Because the presence of NTRK gene fusions opens up new treatment options, it is necessary to ensure that diagnostic testing in pathology institutes is of a high quality and takes place within an accredited framework. Detection can be carried out by means of immunohistochemistry, next-generation sequencing or fluorescence in situ hybridization. Various algorithms for NTRK testing are proposed by international organizations. In Switzerland, the requirement for testing to be carried out promptly, so that appropriate therapies can be initiated as early as possible, is being met by pathology institutes.

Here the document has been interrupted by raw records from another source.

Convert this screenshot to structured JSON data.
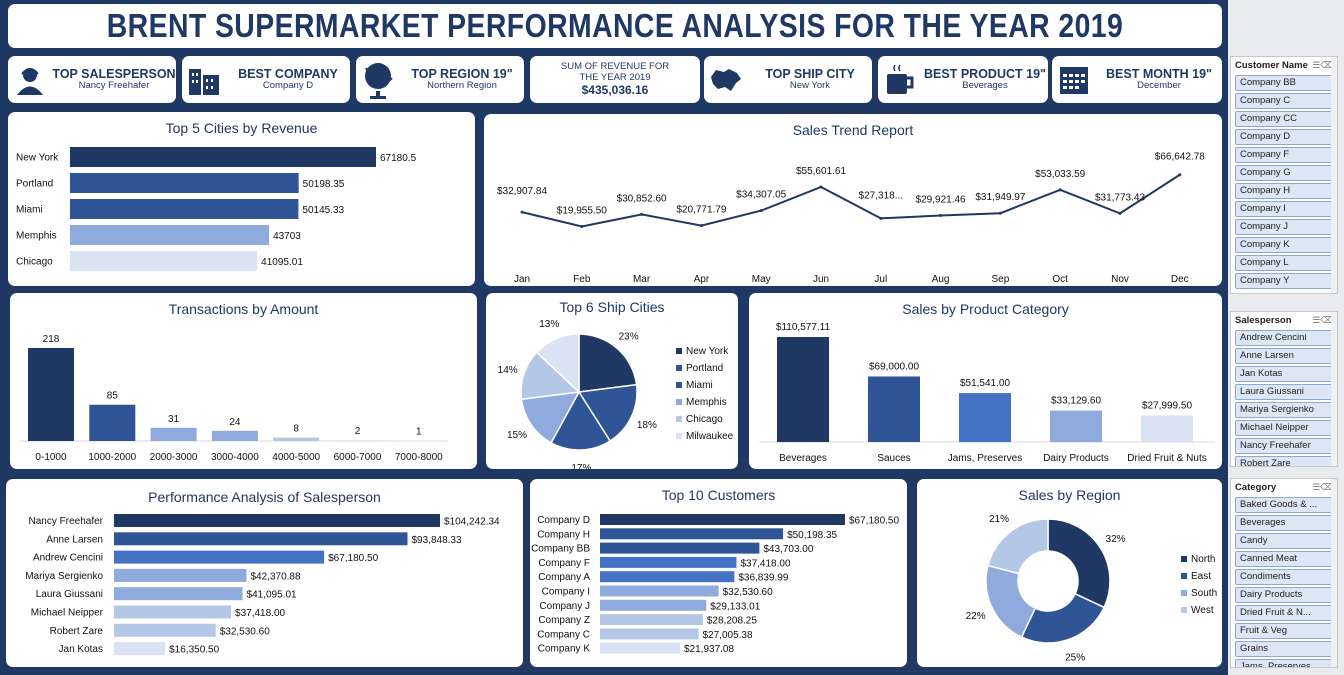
{
  "title": "BRENT SUPERMARKET PERFORMANCE ANALYSIS FOR THE YEAR 2019",
  "kpis": [
    {
      "label": "TOP SALESPERSON",
      "value": "Nancy Freehafer",
      "icon": "salesperson-icon"
    },
    {
      "label": "BEST COMPANY",
      "value": "Company D",
      "icon": "building-icon"
    },
    {
      "label": "TOP REGION 19\"",
      "value": "Northern Region",
      "icon": "globe-icon"
    },
    {
      "label": "SUM OF REVENUE FOR THE YEAR 2019",
      "value": "$435,036.16"
    },
    {
      "label": "TOP SHIP CITY",
      "value": "New York",
      "icon": "map-icon"
    },
    {
      "label": "BEST PRODUCT 19\"",
      "value": "Beverages",
      "icon": "cup-icon"
    },
    {
      "label": "BEST MONTH 19\"",
      "value": "December",
      "icon": "calendar-icon"
    }
  ],
  "colors": {
    "navy": "#1f3864",
    "dark": "#203864",
    "mid": "#2f5597",
    "blue": "#4472c4",
    "light": "#8faadc",
    "pale": "#b4c7e7",
    "faint": "#dae3f3"
  },
  "chart_data": [
    {
      "id": "top5cities",
      "type": "bar",
      "orientation": "horizontal",
      "title": "Top 5 Cities by Revenue",
      "categories": [
        "New York",
        "Portland",
        "Miami",
        "Memphis",
        "Chicago"
      ],
      "values": [
        67180.5,
        50198.35,
        50145.33,
        43703,
        41095.01
      ],
      "labels": [
        "67180.5",
        "50198.35",
        "50145.33",
        "43703",
        "41095.01"
      ]
    },
    {
      "id": "trend",
      "type": "line",
      "title": "Sales Trend Report",
      "categories": [
        "Jan",
        "Feb",
        "Mar",
        "Apr",
        "May",
        "Jun",
        "Jul",
        "Aug",
        "Sep",
        "Oct",
        "Nov",
        "Dec"
      ],
      "values": [
        32907.84,
        19955.5,
        30852.6,
        20771.79,
        34307.05,
        55601.61,
        27318,
        29921.46,
        31949.97,
        53033.59,
        31773.43,
        66642.78
      ],
      "labels": [
        "$32,907.84",
        "$19,955.50",
        "$30,852.60",
        "$20,771.79",
        "$34,307.05",
        "$55,601.61",
        "$27,318...",
        "$29,921.46",
        "$31,949.97",
        "$53,033.59",
        "$31,773.43",
        "$66,642.78"
      ]
    },
    {
      "id": "transactions",
      "type": "bar",
      "title": "Transactions by Amount",
      "categories": [
        "0-1000",
        "1000-2000",
        "2000-3000",
        "3000-4000",
        "4000-5000",
        "6000-7000",
        "7000-8000"
      ],
      "values": [
        218,
        85,
        31,
        24,
        8,
        2,
        1
      ],
      "labels": [
        "218",
        "85",
        "31",
        "24",
        "8",
        "2",
        "1"
      ]
    },
    {
      "id": "shipcities",
      "type": "pie",
      "title": "Top 6 Ship Cities",
      "categories": [
        "New York",
        "Portland",
        "Miami",
        "Memphis",
        "Chicago",
        "Milwaukee"
      ],
      "values": [
        23,
        18,
        17,
        15,
        14,
        13
      ],
      "labels": [
        "23%",
        "18%",
        "17%",
        "15%",
        "14%",
        "13%"
      ],
      "legend": "right"
    },
    {
      "id": "category",
      "type": "bar",
      "title": "Sales by Product Category",
      "categories": [
        "Beverages",
        "Sauces",
        "Jams, Preserves",
        "Dairy Products",
        "Dried Fruit & Nuts"
      ],
      "values": [
        110577.11,
        69000.0,
        51541.0,
        33129.6,
        27999.5
      ],
      "labels": [
        "$110,577.11",
        "$69,000.00",
        "$51,541.00",
        "$33,129.60",
        "$27,999.50"
      ]
    },
    {
      "id": "salesperson",
      "type": "bar",
      "orientation": "horizontal",
      "title": "Performance Analysis of Salesperson",
      "categories": [
        "Nancy Freehafer",
        "Anne Larsen",
        "Andrew Cencini",
        "Mariya Sergienko",
        "Laura Giussani",
        "Michael Neipper",
        "Robert Zare",
        "Jan Kotas"
      ],
      "values": [
        104242.34,
        93848.33,
        67180.5,
        42370.88,
        41095.01,
        37418.0,
        32530.6,
        16350.5
      ],
      "labels": [
        "$104,242.34",
        "$93,848.33",
        "$67,180.50",
        "$42,370.88",
        "$41,095.01",
        "$37,418.00",
        "$32,530.60",
        "$16,350.50"
      ]
    },
    {
      "id": "customers",
      "type": "bar",
      "orientation": "horizontal",
      "title": "Top 10 Customers",
      "categories": [
        "Company D",
        "Company H",
        "Company BB",
        "Company F",
        "Company A",
        "Company I",
        "Company J",
        "Company Z",
        "Company C",
        "Company K"
      ],
      "values": [
        67180.5,
        50198.35,
        43703.0,
        37418.0,
        36839.99,
        32530.6,
        29133.01,
        28208.25,
        27005.38,
        21937.08
      ],
      "labels": [
        "$67,180.50",
        "$50,198.35",
        "$43,703.00",
        "$37,418.00",
        "$36,839.99",
        "$32,530.60",
        "$29,133.01",
        "$28,208.25",
        "$27,005.38",
        "$21,937.08"
      ]
    },
    {
      "id": "region",
      "type": "pie",
      "subtype": "donut",
      "title": "Sales by Region",
      "categories": [
        "North",
        "East",
        "South",
        "West"
      ],
      "values": [
        32,
        25,
        22,
        21
      ],
      "labels": [
        "32%",
        "25%",
        "22%",
        "21%"
      ],
      "legend": "right"
    }
  ],
  "slicers": [
    {
      "title": "Customer Name",
      "items": [
        "Company BB",
        "Company C",
        "Company CC",
        "Company D",
        "Company F",
        "Company G",
        "Company H",
        "Company I",
        "Company J",
        "Company K",
        "Company L",
        "Company Y"
      ]
    },
    {
      "title": "Salesperson",
      "items": [
        "Andrew Cencini",
        "Anne Larsen",
        "Jan Kotas",
        "Laura Giussani",
        "Mariya Sergienko",
        "Michael Neipper",
        "Nancy Freehafer",
        "Robert Zare"
      ]
    },
    {
      "title": "Category",
      "items": [
        "Baked Goods & ...",
        "Beverages",
        "Candy",
        "Canned Meat",
        "Condiments",
        "Dairy Products",
        "Dried Fruit & N...",
        "Fruit & Veg",
        "Grains",
        "Jams, Preserves"
      ]
    }
  ]
}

  • With the authorization of the first TRK inhibitor in Switzerland, larotrectinib (Vitrakvi®), targeted NTRK testing is gaining importance.

  • NTRK gene fusion detection is indicated for rare pediatric tumors and for adult patients with rare forms of secretory breast cancer or salivary gland cancer.

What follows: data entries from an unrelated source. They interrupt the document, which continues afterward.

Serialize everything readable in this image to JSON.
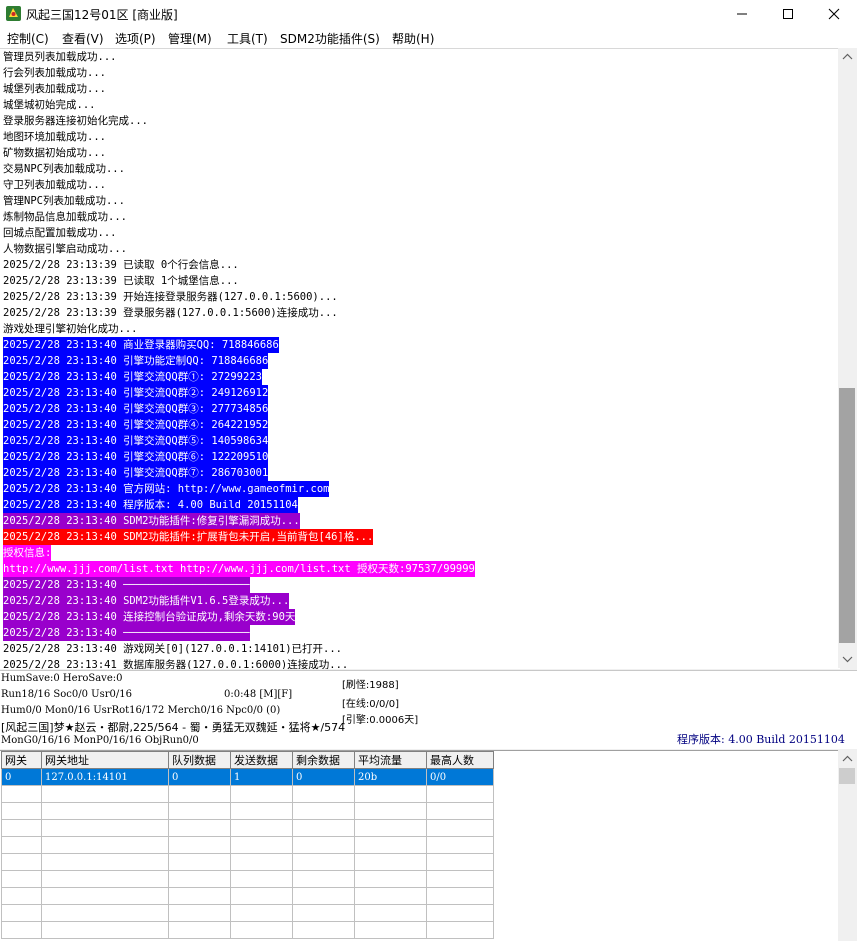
{
  "window": {
    "title": "风起三国12号01区 [商业版]"
  },
  "menu": [
    "控制(C)",
    "查看(V)",
    "选项(P)",
    "管理(M)",
    "工具(T)",
    "SDM2功能插件(S)",
    "帮助(H)"
  ],
  "colors": {
    "blue_highlight": "#0000ff",
    "purple_highlight": "#9900cc",
    "red_highlight": "#ff0000",
    "magenta_highlight": "#ff00ff",
    "selection": "#0078d7",
    "version_text": "#000080"
  },
  "log_lines": [
    {
      "text": "管理员列表加载成功...",
      "style": "normal"
    },
    {
      "text": "行会列表加载成功...",
      "style": "normal"
    },
    {
      "text": "城堡列表加载成功...",
      "style": "normal"
    },
    {
      "text": "城堡城初始完成...",
      "style": "normal"
    },
    {
      "text": "登录服务器连接初始化完成...",
      "style": "normal"
    },
    {
      "text": "地图环境加载成功...",
      "style": "normal"
    },
    {
      "text": "矿物数据初始成功...",
      "style": "normal"
    },
    {
      "text": "交易NPC列表加载成功...",
      "style": "normal"
    },
    {
      "text": "守卫列表加载成功...",
      "style": "normal"
    },
    {
      "text": "管理NPC列表加载成功...",
      "style": "normal"
    },
    {
      "text": "炼制物品信息加载成功...",
      "style": "normal"
    },
    {
      "text": "回城点配置加载成功...",
      "style": "normal"
    },
    {
      "text": "人物数据引擎启动成功...",
      "style": "normal"
    },
    {
      "text": "2025/2/28 23:13:39 已读取 0个行会信息...",
      "style": "normal"
    },
    {
      "text": "2025/2/28 23:13:39 已读取 1个城堡信息...",
      "style": "normal"
    },
    {
      "text": "2025/2/28 23:13:39 开始连接登录服务器(127.0.0.1:5600)...",
      "style": "normal"
    },
    {
      "text": "2025/2/28 23:13:39 登录服务器(127.0.0.1:5600)连接成功...",
      "style": "normal"
    },
    {
      "text": "游戏处理引擎初始化成功...",
      "style": "normal"
    },
    {
      "text": "2025/2/28 23:13:40 商业登录器购买QQ: 718846686",
      "style": "blue"
    },
    {
      "text": "2025/2/28 23:13:40 引擎功能定制QQ: 718846686",
      "style": "blue"
    },
    {
      "text": "2025/2/28 23:13:40 引擎交流QQ群①: 27299223",
      "style": "blue"
    },
    {
      "text": "2025/2/28 23:13:40 引擎交流QQ群②: 249126912",
      "style": "blue"
    },
    {
      "text": "2025/2/28 23:13:40 引擎交流QQ群③: 277734856",
      "style": "blue"
    },
    {
      "text": "2025/2/28 23:13:40 引擎交流QQ群④: 264221952",
      "style": "blue"
    },
    {
      "text": "2025/2/28 23:13:40 引擎交流QQ群⑤: 140598634",
      "style": "blue"
    },
    {
      "text": "2025/2/28 23:13:40 引擎交流QQ群⑥: 122209510",
      "style": "blue"
    },
    {
      "text": "2025/2/28 23:13:40 引擎交流QQ群⑦: 286703001",
      "style": "blue"
    },
    {
      "text": "2025/2/28 23:13:40 官方网站: http://www.gameofmir.com",
      "style": "blue"
    },
    {
      "text": "2025/2/28 23:13:40 程序版本: 4.00 Build 20151104",
      "style": "blue"
    },
    {
      "text": "2025/2/28 23:13:40 SDM2功能插件:修复引擎漏洞成功...",
      "style": "purple"
    },
    {
      "text": "2025/2/28 23:13:40 SDM2功能插件:扩展背包未开启,当前背包[46]格...",
      "style": "red"
    },
    {
      "text": "授权信息:",
      "style": "magenta"
    },
    {
      "text": "http://www.jjj.com/list.txt http://www.jjj.com/list.txt 授权天数:97537/99999",
      "style": "magenta"
    },
    {
      "text": "2025/2/28 23:13:40 ────────────────────",
      "style": "purple"
    },
    {
      "text": "2025/2/28 23:13:40 SDM2功能插件V1.6.5登录成功...",
      "style": "purple"
    },
    {
      "text": "2025/2/28 23:13:40 连接控制台验证成功,剩余天数:90天",
      "style": "purple"
    },
    {
      "text": "2025/2/28 23:13:40 ────────────────────",
      "style": "purple"
    },
    {
      "text": "2025/2/28 23:13:40 游戏网关[0](127.0.0.1:14101)已打开...",
      "style": "normal"
    },
    {
      "text": "2025/2/28 23:13:41 数据库服务器(127.0.0.1:6000)连接成功...",
      "style": "normal"
    }
  ],
  "status": {
    "line1": "HumSave:0 HeroSave:0",
    "line2": "Run18/16 Soc0/0 Usr0/16",
    "timer": "0:0:48 [M][F]",
    "line3": "Hum0/0 Mon0/16 UsrRot16/172 Merch0/16 Npc0/0 (0)",
    "line4": "[风起三国]梦★赵云・都尉,225/564 - 蜀・勇猛无双魏延・猛将★/574",
    "line5": "MonG0/16/16 MonP0/16/16 ObjRun0/0",
    "refresh": "[刷怪:1988]",
    "online": "[在线:0/0/0]",
    "engine": "[引擎:0.0006天]",
    "version": "程序版本: 4.00 Build 20151104"
  },
  "gateway_table": {
    "headers": [
      "网关",
      "网关地址",
      "队列数据",
      "发送数据",
      "剩余数据",
      "平均流量",
      "最高人数"
    ],
    "rows": [
      [
        "0",
        "127.0.0.1:14101",
        "0",
        "1",
        "0",
        "20b",
        "0/0"
      ]
    ],
    "empty_rows": 9
  }
}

  • NTRK testing can also open up new treatment options for common metastatic tumors in adults (lung and colon carcinoma).

  • Various diagnostic algorithms exist for detecting NTRK gene fusions, each of which propose a specific approach for defined clinical scenarios.

  • Treatments of generally rare NTRK-positive tumors with a TRK inhibitor should be documented in quality-assured, internationally networked registers.1


The authors declare that the study was conducted in the absence of any commercial or financial relationships that could be construed as a potential conflict of interest.

Author Contributions

All authors contributed to and approved the final manuscript.


We should like to thank Dr. Ellen Heitlinger (H+O communications Ltd., Zurich, Switzerland) for her support with editing the manuscript (including fact checking, linguistic editing, referencing, creation of figures, formatting, proofreading), supported financially by Bayer (Schweiz) AG. Bayer (Schweiz) AG was involved in the final fact check before submission, although the ultimate responsibility for the contents, conclusions and interpretations lies solely with the authors.